An idea that has been formulating over the past seven years has finally come to fruition in Hiram. The sensory room, a space created to meet the needs of neurodiverse individuals, has opened in the Hiram College Library. 

The new sensory room was a group effort as part of Hiram’s Power of Neurodiversity Project.  The project was headed by Brittany Jackson ’04 ‘15, ED.D., online learning and learning strategies manager. Support for the project came from Janet Vogel, M.A., M.S., director of the library; Marc Freeman, media services manager; Hailee Yoshizaki-Gibbons, Ph.D., assistant professor in biomedical humanities; and Michelle Nario-Redmond, Ph.D., professor of psychology and biomedical humanities. A generous grant from the Hiram Community Trust helped fund the Power of Neurodiversity Project. 

To raise awareness about the power and positivity of having a neurodiverse society, the sensory room was built to accommodate current and future students and meet the neurodiverse needs they may have.  

Sensory rooms can benefit students for numerous reasons, they create an environment where neurodiverse individuals and students who need a break can relax and decompress. The space is more than just a room for students to refocus, “I believe it is important for all students, neurodiverse and neurotypical alike, to have a place to disconnect or decompress,” Jackson said, “or if they feel stressed, overstimulated, or anxious, to escape to in order to calm and regulate themselves.” 

 Jackson went on to mention, “While a sensory room can be extremely helpful to neurodiverse individuals to regulate their emotions or stress levels, it has benefits for all individuals. I felt it was important to provide our students with a space that they can access whenever they need it.”

Student input was taken into account even before the project had substantive grounding. Jackson asked students what they might want to see in the room, as well as where an accessible location for them might be.  

“There are two rooms in the space.  The outer room contains a large variety of fidget toys, two large beanbag chairs, super soft carpeting, weighted lap pads, sensory beanbags, and more,” Jackson said. “The other space, a former film-developing darkroom, is the deprivation space.”  The depravation space features include varying levels of lighting that allow students to explore different stimulation levels. The room also has privacy features for students to relax in whatever darkness level they feel is right.  

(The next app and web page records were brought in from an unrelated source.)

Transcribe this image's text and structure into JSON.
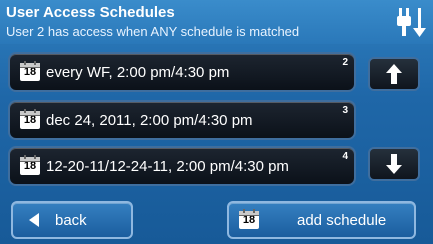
{
  "header": {
    "title": "User Access Schedules",
    "subtitle": "User 2 has access when ANY schedule is matched"
  },
  "icons": {
    "status": "plug-down-icon",
    "calendar": "calendar-icon",
    "calendar_day": "18"
  },
  "schedules": [
    {
      "label": "every WF, 2:00 pm/4:30 pm",
      "number": "2"
    },
    {
      "label": "dec 24, 2011, 2:00 pm/4:30 pm",
      "number": "3"
    },
    {
      "label": "12-20-11/12-24-11, 2:00 pm/4:30 pm",
      "number": "4"
    }
  ],
  "footer": {
    "back_label": "back",
    "add_label": "add schedule"
  }
}
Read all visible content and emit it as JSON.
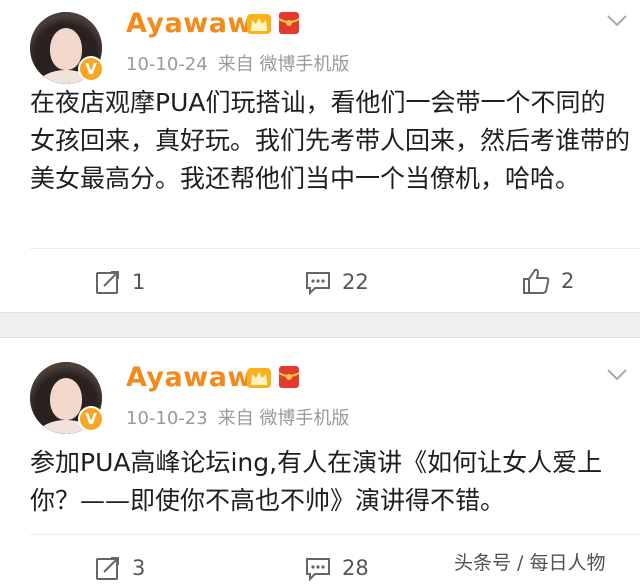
{
  "posts": [
    {
      "username": "Ayawawa",
      "time": "10-10-24",
      "source": "来自 微博手机版",
      "content": "在夜店观摩PUA们玩搭讪，看他们一会带一个不同的女孩回来，真好玩。我们先考带人回来，然后考谁带的美女最高分。我还帮他们当中一个当僚机，哈哈。",
      "repost_count": "1",
      "comment_count": "22",
      "like_count": "2"
    },
    {
      "username": "Ayawawa",
      "time": "10-10-23",
      "source": "来自 微博手机版",
      "content": "参加PUA高峰论坛ing,有人在演讲《如何让女人爱上你？——即使你不高也不帅》演讲得不错。",
      "repost_count": "3",
      "comment_count": "28"
    }
  ],
  "verified_badge": "V",
  "watermark": "头条号 / 每日人物",
  "colors": {
    "username": "#f28a1c",
    "meta": "#9a9a9a",
    "separator": "#efefef",
    "badge": "#f5a623"
  },
  "icons": [
    "verified-badge-icon",
    "crown-icon",
    "red-envelope-icon",
    "chevron-down-icon",
    "repost-icon",
    "comment-icon",
    "like-icon"
  ]
}
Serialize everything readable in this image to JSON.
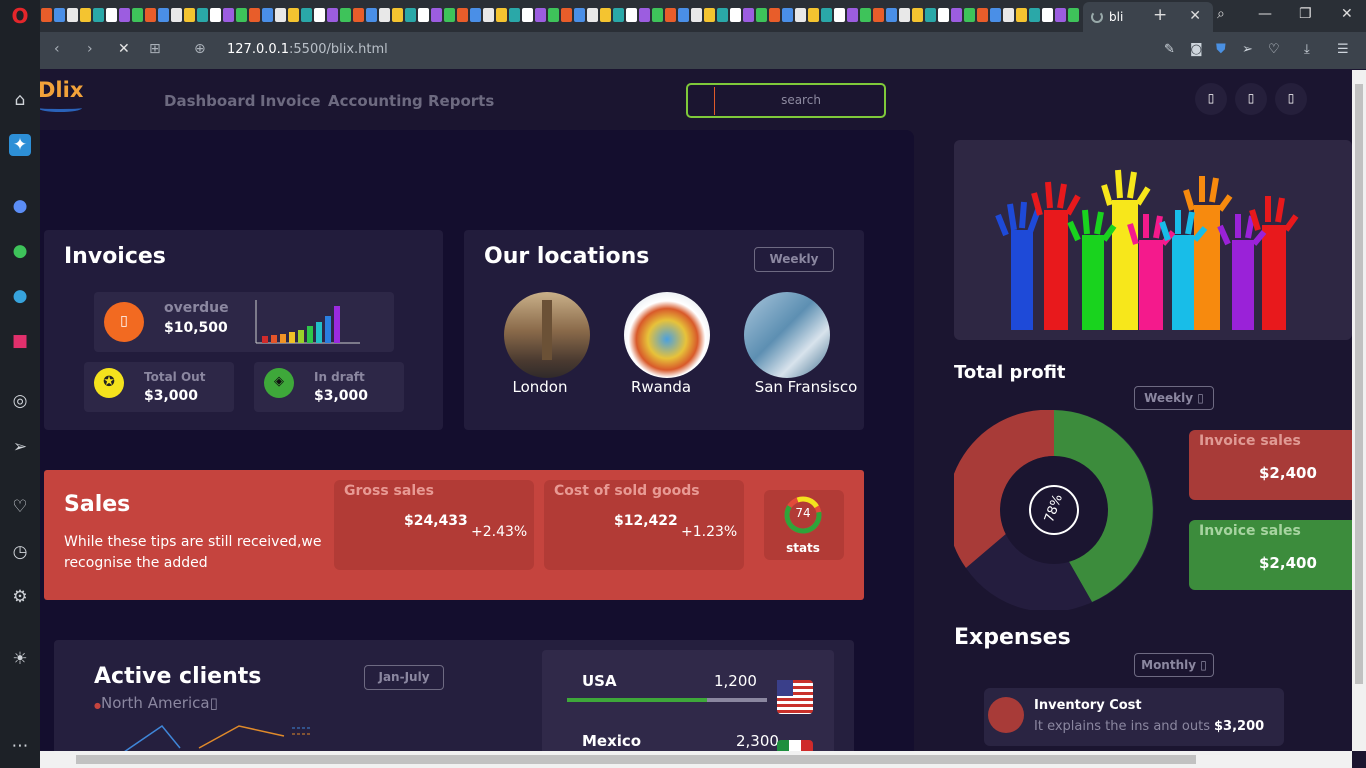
{
  "browser": {
    "tab_title": "bli",
    "url_host": "127.0.0.1",
    "url_rest": ":5500/blix.html",
    "colors": {
      "sidebar": "#1d2127",
      "tabbar": "#2a2f36",
      "addressbar": "#3c434c"
    }
  },
  "app": {
    "logo_text": "Dlix",
    "nav": [
      "Dashboard",
      "Invoice",
      "Accounting",
      "Reports"
    ],
    "search_placeholder": "search",
    "accent": "#7fc93a"
  },
  "invoices": {
    "title": "Invoices",
    "overdue_label": "overdue",
    "overdue_value": "$10,500",
    "total_out_label": "Total Out",
    "total_out_value": "$3,000",
    "in_draft_label": "In draft",
    "in_draft_value": "$3,000"
  },
  "locations": {
    "title": "Our locations",
    "period": "Weekly",
    "items": [
      "London",
      "Rwanda",
      "San Fransisco"
    ]
  },
  "sales": {
    "title": "Sales",
    "text": "While these tips are still received,we recognise the added",
    "gross_label": "Gross sales",
    "gross_value": "$24,433",
    "gross_change": "+2.43%",
    "cogs_label": "Cost of sold goods",
    "cogs_value": "$12,422",
    "cogs_change": "+1.23%",
    "stats_value": "74",
    "stats_label": "stats"
  },
  "clients": {
    "title": "Active clients",
    "region": "North America",
    "period": "Jan-July",
    "countries": [
      {
        "name": "USA",
        "value": "1,200"
      },
      {
        "name": "Mexico",
        "value": "2,300"
      }
    ]
  },
  "profit": {
    "title": "Total profit",
    "period": "Weekly",
    "percent": "78%",
    "invoice_sales_1_label": "Invoice sales",
    "invoice_sales_1_value": "$2,400",
    "invoice_sales_2_label": "Invoice sales",
    "invoice_sales_2_value": "$2,400"
  },
  "expenses": {
    "title": "Expenses",
    "period": "Monthly",
    "item_title": "Inventory Cost",
    "item_text": "It explains the ins and outs",
    "item_value": "$3,200"
  }
}
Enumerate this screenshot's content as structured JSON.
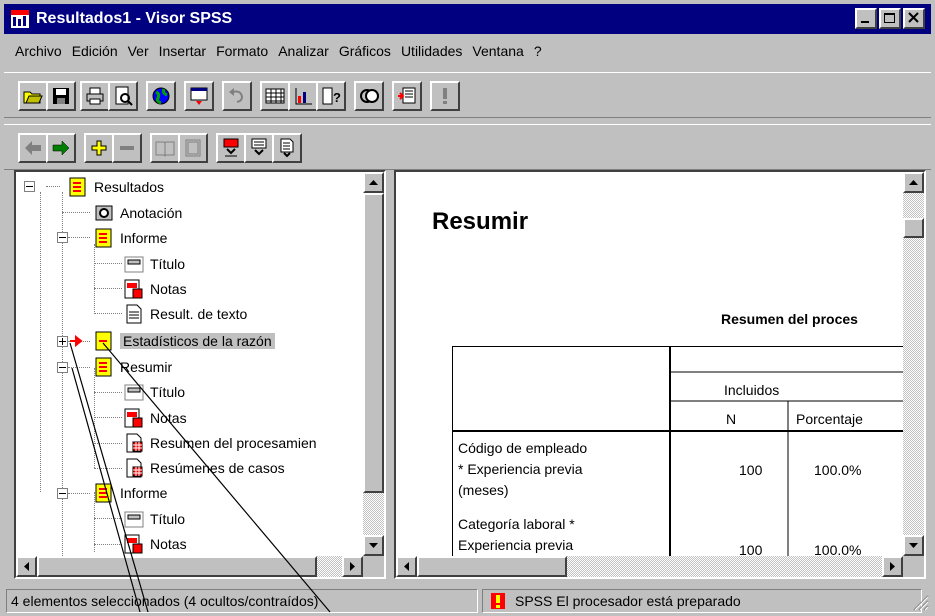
{
  "window": {
    "title": "Resultados1 - Visor SPSS"
  },
  "menu": [
    {
      "label": "Archivo"
    },
    {
      "label": "Edición"
    },
    {
      "label": "Ver"
    },
    {
      "label": "Insertar"
    },
    {
      "label": "Formato"
    },
    {
      "label": "Analizar"
    },
    {
      "label": "Gráficos"
    },
    {
      "label": "Utilidades"
    },
    {
      "label": "Ventana"
    },
    {
      "label": "?"
    }
  ],
  "tree": [
    {
      "label": "Resultados",
      "icon": "output-book-icon"
    },
    {
      "label": "Anotación",
      "icon": "annotation-camera-icon"
    },
    {
      "label": "Informe",
      "icon": "output-book-icon"
    },
    {
      "label": "Título",
      "icon": "title-icon"
    },
    {
      "label": "Notas",
      "icon": "notes-icon"
    },
    {
      "label": "Result. de texto",
      "icon": "text-output-icon"
    },
    {
      "label": "Estadísticos de la razón",
      "icon": "collapsed-book-icon"
    },
    {
      "label": "Resumir",
      "icon": "output-book-icon"
    },
    {
      "label": "Título",
      "icon": "title-icon"
    },
    {
      "label": "Notas",
      "icon": "notes-icon"
    },
    {
      "label": "Resumen del procesamien",
      "icon": "pivot-table-icon"
    },
    {
      "label": "Resúmenes de casos",
      "icon": "pivot-table-icon"
    },
    {
      "label": "Informe",
      "icon": "output-book-icon"
    },
    {
      "label": "Título",
      "icon": "title-icon"
    },
    {
      "label": "Notas",
      "icon": "notes-icon"
    }
  ],
  "content": {
    "heading": "Resumir",
    "table_title": "Resumen del proces",
    "col_group": "Incluidos",
    "col_n": "N",
    "col_pct": "Porcentaje",
    "rows": [
      {
        "l1": "Código de empleado",
        "l2": "* Experiencia previa",
        "l3": "(meses)",
        "n": "100",
        "pct": "100.0%"
      },
      {
        "l1": "Categoría laboral  *",
        "l2": "Experiencia previa",
        "l3": "",
        "n": "100",
        "pct": "100.0%"
      }
    ]
  },
  "status": {
    "left": "4 elementos seleccionados (4 ocultos/contraídos)",
    "right": "SPSS El procesador  está preparado"
  },
  "colors": {
    "titlebar": "#000080",
    "face": "#c0c0c0",
    "book_icon": "#ffff00",
    "accent_red": "#ff0000"
  }
}
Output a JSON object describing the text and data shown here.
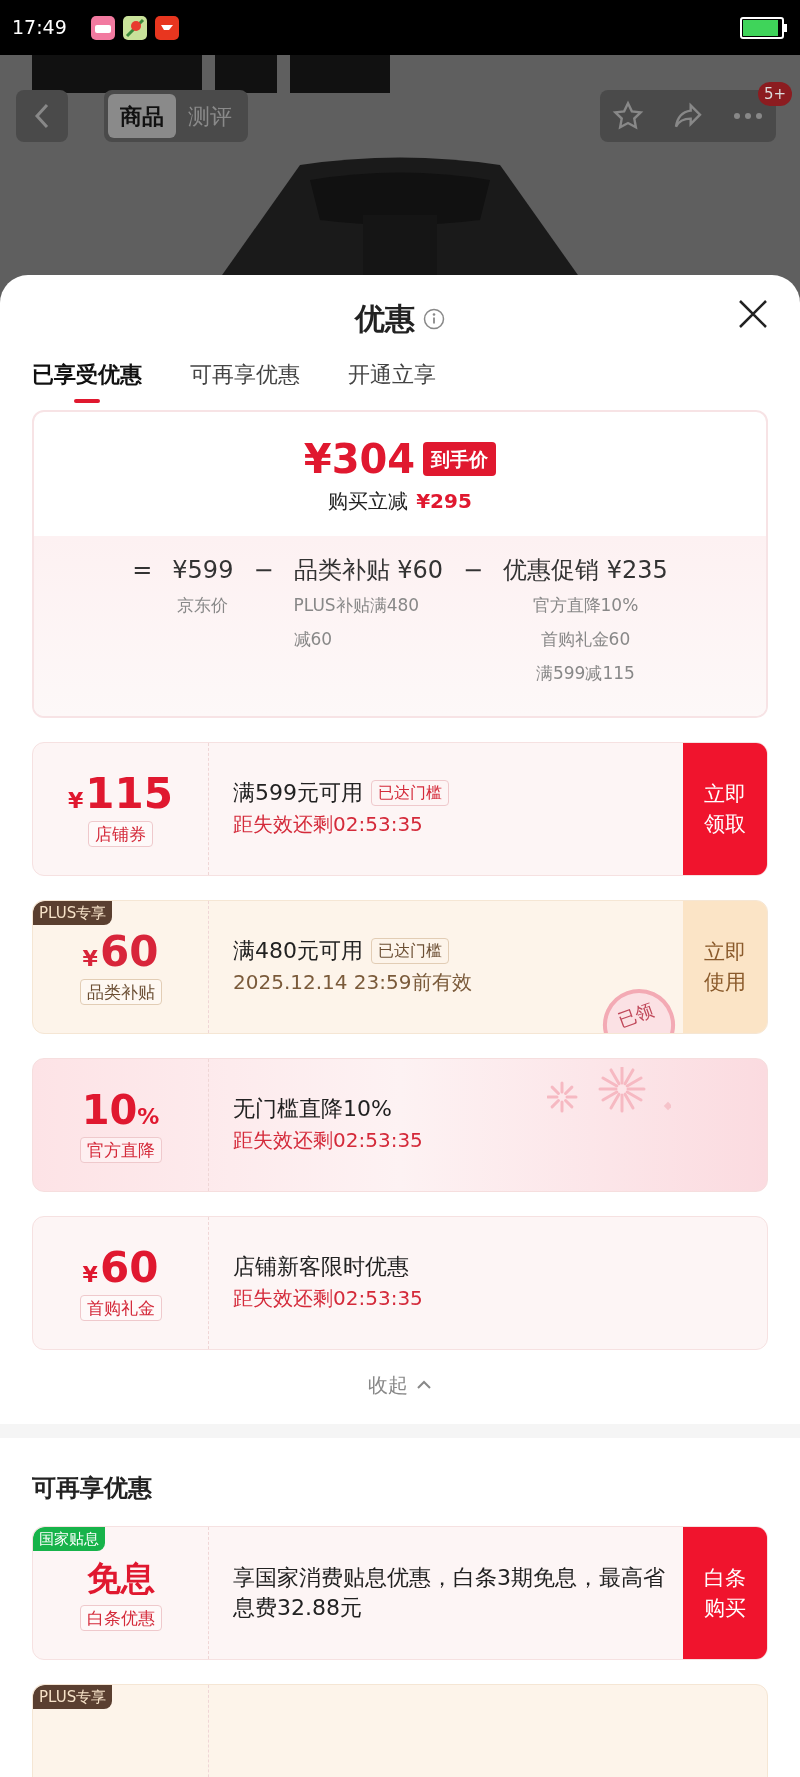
{
  "status_bar": {
    "time": "17:49"
  },
  "product_nav": {
    "tabs": [
      {
        "label": "商品",
        "selected": true
      },
      {
        "label": "测评",
        "selected": false
      }
    ],
    "badge": "5+"
  },
  "sheet": {
    "title": "优惠",
    "tabs": [
      {
        "label": "已享受优惠",
        "selected": true
      },
      {
        "label": "可再享优惠",
        "selected": false
      },
      {
        "label": "开通立享",
        "selected": false
      }
    ],
    "summary": {
      "price": "¥304",
      "price_badge": "到手价",
      "saving_label": "购买立减",
      "saving": "¥295",
      "formula": [
        {
          "op": "=",
          "value": "¥599",
          "notes": [
            "京东价"
          ]
        },
        {
          "op": "−",
          "value": "品类补贴 ¥60",
          "notes": [
            "PLUS补贴满480减60"
          ]
        },
        {
          "op": "−",
          "value": "优惠促销 ¥235",
          "notes": [
            "官方直降10%",
            "首购礼金60",
            "满599减115"
          ]
        }
      ]
    },
    "coupons": [
      {
        "kind": "red",
        "currency": "¥",
        "amount": "115",
        "label": "店铺券",
        "title": "满599元可用",
        "threshold": "已达门槛",
        "subtitle": "距失效还剩02:53:35",
        "action": "立即领取"
      },
      {
        "kind": "gold",
        "tag": {
          "kind": "plus",
          "text": "PLUS专享"
        },
        "currency": "¥",
        "amount": "60",
        "label": "品类补贴",
        "title": "满480元可用",
        "threshold": "已达门槛",
        "subtitle": "2025.12.14 23:59前有效",
        "action": "立即使用",
        "stamp": "已领"
      },
      {
        "kind": "pink",
        "amount": "10",
        "unit": "%",
        "label": "官方直降",
        "title": "无门槛直降10%",
        "subtitle": "距失效还剩02:53:35"
      },
      {
        "kind": "red",
        "currency": "¥",
        "amount": "60",
        "label": "首购礼金",
        "title": "店铺新客限时优惠",
        "subtitle": "距失效还剩02:53:35"
      }
    ],
    "collapse": "收起",
    "more_title": "可再享优惠",
    "more_coupons": [
      {
        "kind": "red",
        "tag": {
          "kind": "green",
          "text": "国家贴息"
        },
        "amount": "免息",
        "label": "白条优惠",
        "title": "享国家消费贴息优惠，白条3期免息，最高省息费32.88元",
        "action": "白条购买"
      },
      {
        "kind": "gold",
        "tag": {
          "kind": "plus",
          "text": "PLUS专享"
        }
      }
    ]
  }
}
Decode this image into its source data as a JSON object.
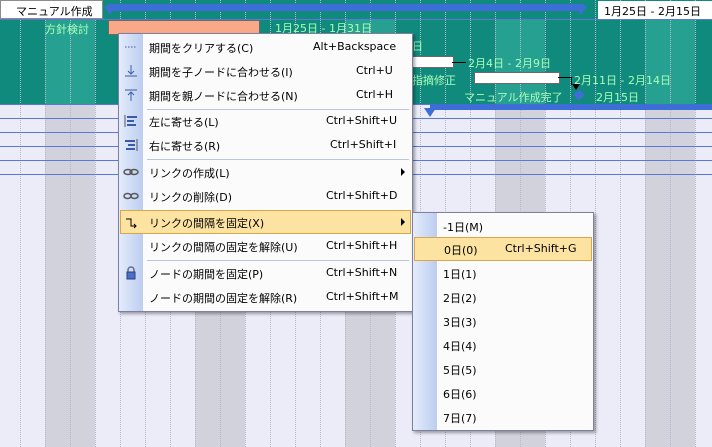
{
  "gantt": {
    "rows": [
      {
        "label": "マニュアル作成",
        "range": "1月25日 - 2月15日"
      },
      {
        "label": "方針検討",
        "range": "1月25日 - 1月31日"
      },
      {
        "label": "",
        "range": "2月4日 - 2月9日"
      },
      {
        "label": "指摘修正",
        "range": "2月11日 - 2月14日"
      },
      {
        "label": "マニュアル作成完了",
        "range": "2月15日"
      }
    ],
    "fragment_top": "日",
    "colors": {
      "teal": "#0f8a7c",
      "teal_alt": "#149080",
      "label_green": "#a8ffb8",
      "summary_blue": "#3d6ed6",
      "bar_orange": "#f9a888"
    }
  },
  "context_menu": {
    "items": [
      {
        "label": "期間をクリアする(C)",
        "shortcut": "Alt+Backspace",
        "icon": "clear-period-icon"
      },
      {
        "label": "期間を子ノードに合わせる(I)",
        "shortcut": "Ctrl+U",
        "icon": "fit-child-icon"
      },
      {
        "label": "期間を親ノードに合わせる(N)",
        "shortcut": "Ctrl+H",
        "icon": "fit-parent-icon"
      },
      {
        "label": "左に寄せる(L)",
        "shortcut": "Ctrl+Shift+U",
        "icon": "align-left-icon"
      },
      {
        "label": "右に寄せる(R)",
        "shortcut": "Ctrl+Shift+I",
        "icon": "align-right-icon"
      },
      {
        "label": "リンクの作成(L)",
        "shortcut": "",
        "icon": "create-link-icon",
        "submenu": true
      },
      {
        "label": "リンクの削除(D)",
        "shortcut": "Ctrl+Shift+D",
        "icon": "delete-link-icon"
      },
      {
        "label": "リンクの間隔を固定(X)",
        "shortcut": "",
        "icon": "fix-link-interval-icon",
        "submenu": true,
        "highlighted": true
      },
      {
        "label": "リンクの間隔の固定を解除(U)",
        "shortcut": "Ctrl+Shift+H",
        "icon": ""
      },
      {
        "label": "ノードの期間を固定(P)",
        "shortcut": "Ctrl+Shift+N",
        "icon": "lock-icon"
      },
      {
        "label": "ノードの期間の固定を解除(R)",
        "shortcut": "Ctrl+Shift+M",
        "icon": ""
      }
    ]
  },
  "submenu": {
    "items": [
      {
        "label": "-1日(M)",
        "shortcut": ""
      },
      {
        "label": "0日(0)",
        "shortcut": "Ctrl+Shift+G",
        "highlighted": true
      },
      {
        "label": "1日(1)",
        "shortcut": ""
      },
      {
        "label": "2日(2)",
        "shortcut": ""
      },
      {
        "label": "3日(3)",
        "shortcut": ""
      },
      {
        "label": "4日(4)",
        "shortcut": ""
      },
      {
        "label": "5日(5)",
        "shortcut": ""
      },
      {
        "label": "6日(6)",
        "shortcut": ""
      },
      {
        "label": "7日(7)",
        "shortcut": ""
      }
    ]
  }
}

The sensory room is located on the bottom floor of the Library through the Media Center and is accessible to Hiram College students, faculty, and staff during open library hours. 

By Noah Pilgram ’25